Though progressing into his seventh decade of life, Henry Clay was pulled back into the public sphere as the nation’s new president, James K Polk, led the nation into war with Mexico. Despite ill health and personal issues, Clay aimed one more time for the Executive Mansion and instead found himself being called to the Senate once more to prevent the disunion of the nation. Source information for this episode can be found at http://whhpodcast.blubrry.com.

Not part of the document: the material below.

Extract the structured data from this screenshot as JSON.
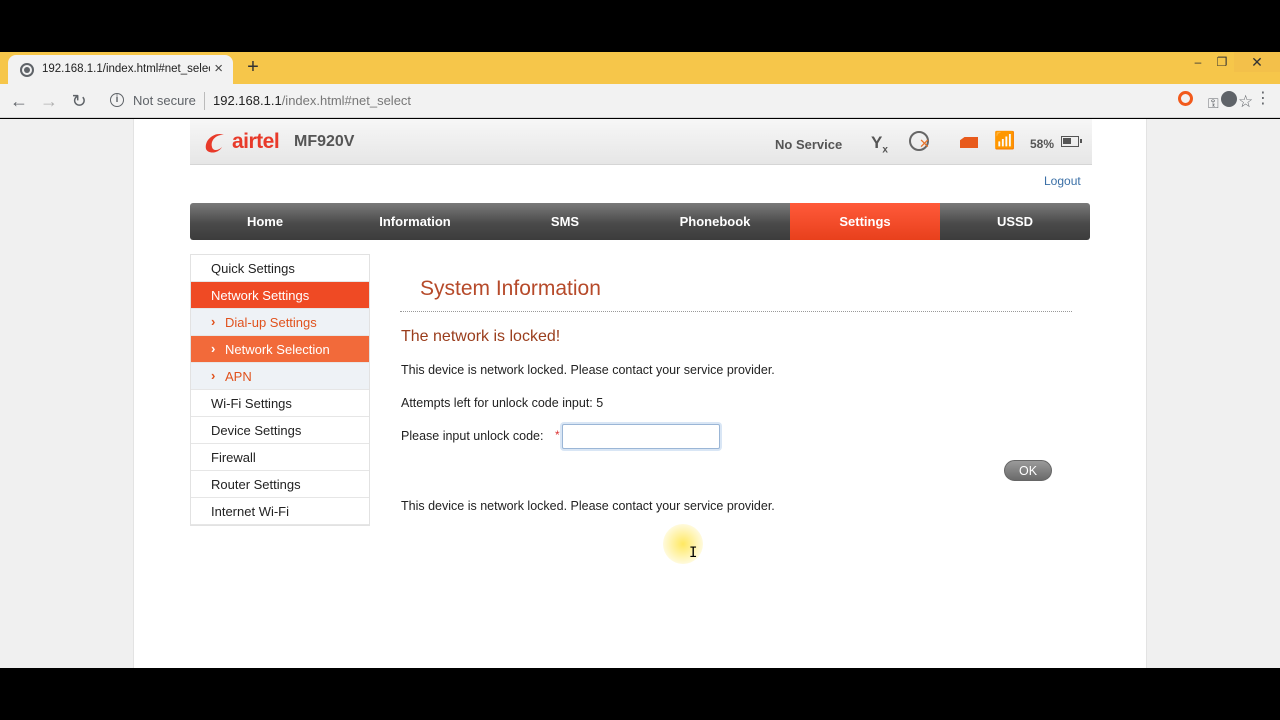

Leonard, Thomas M. James K. Polk: A Clear and Unquestionable Destiny. Wilmington, DE: Scholarly Resources, 2001.
McCormac, Eugene Irving. James K. Polk: A Political Biography, To the Prelude of War 1795-1845, Vol. I. Newtown, CT: American Political Biography Press, 2000 .

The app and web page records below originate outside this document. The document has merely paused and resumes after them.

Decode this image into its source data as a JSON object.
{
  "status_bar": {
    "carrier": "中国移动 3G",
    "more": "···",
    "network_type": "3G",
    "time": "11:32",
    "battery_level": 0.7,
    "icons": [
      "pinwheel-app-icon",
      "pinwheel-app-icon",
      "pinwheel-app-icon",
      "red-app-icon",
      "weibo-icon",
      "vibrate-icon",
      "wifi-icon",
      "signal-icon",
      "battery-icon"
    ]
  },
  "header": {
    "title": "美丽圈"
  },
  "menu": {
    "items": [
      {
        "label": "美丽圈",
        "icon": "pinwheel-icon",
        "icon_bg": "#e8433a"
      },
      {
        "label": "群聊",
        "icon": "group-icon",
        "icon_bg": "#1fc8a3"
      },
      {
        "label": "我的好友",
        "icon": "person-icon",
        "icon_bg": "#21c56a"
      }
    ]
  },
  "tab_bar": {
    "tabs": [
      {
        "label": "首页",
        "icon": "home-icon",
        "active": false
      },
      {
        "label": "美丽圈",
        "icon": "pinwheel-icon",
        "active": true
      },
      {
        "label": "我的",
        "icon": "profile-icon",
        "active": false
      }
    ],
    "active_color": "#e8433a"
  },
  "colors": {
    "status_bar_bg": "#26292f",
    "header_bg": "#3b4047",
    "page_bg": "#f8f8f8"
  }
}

Niven, John. Martin Van Buren: The Romantic Age of American Politics. Newtown, CT: American Political Biography Press, 2012 .
Peterson, Norma Lois. The Presidencies of William Henry Harrison & John Tyler. Lawrence, KS: University Press of Kansas, 1989.
Remini, Robert V. Andrew Jackson and the Course of American Democracy, 1833-1845. New York: Harper & Row, 1984.
Remini, Robert V. Daniel Webster: The Man and His Time. New York and London: W W Norton & Co, 1997.
Remini, Robert V. Henry Clay: Statesman for the Union. New York: W W Norton & Co, 1991.
Seager, Robert, II, ed. The Papers of Henry Clay, Volume 9: The Whig Leader, January 1, 1837-December 31, 1843. Lexington, KY: The University Press of Kentucky, 1988.
Sellers, Charles. “Election of 1844.” History of American Presidential Elections 1789-1968, Volume I. Arthur M Schlesinger, Jr, ed. New York: Chelsea House Publishers and McGraw-Hill Book Co, 1971. pp. 747-861.
Wilson, Clyde N, ed. The Papers of John C. Calhoun, Volume XVI, 1841-1843. Columbia, SC: University of South Carolina Press, 1984.
John Tyler’s unexpected ascendancy to the presidency causes both Whigs and Democrats to think and rethink their strategies for the 1844 presidential election. Presumptive candidates Henry Clay and Martin Van Buren prepare to lead their respective parties into the general campaign, but for both, complications arise that threaten their political futures as the ambitious new president makes a priority of bringing Texas into the Union. Dissension in the ranks, rivals for power, and increased sectional tensions all threaten to make 1844 a year that Clay and Van Buren may wish to forget. Source information for this episode can be found at http://whhpodcast.blubrry.com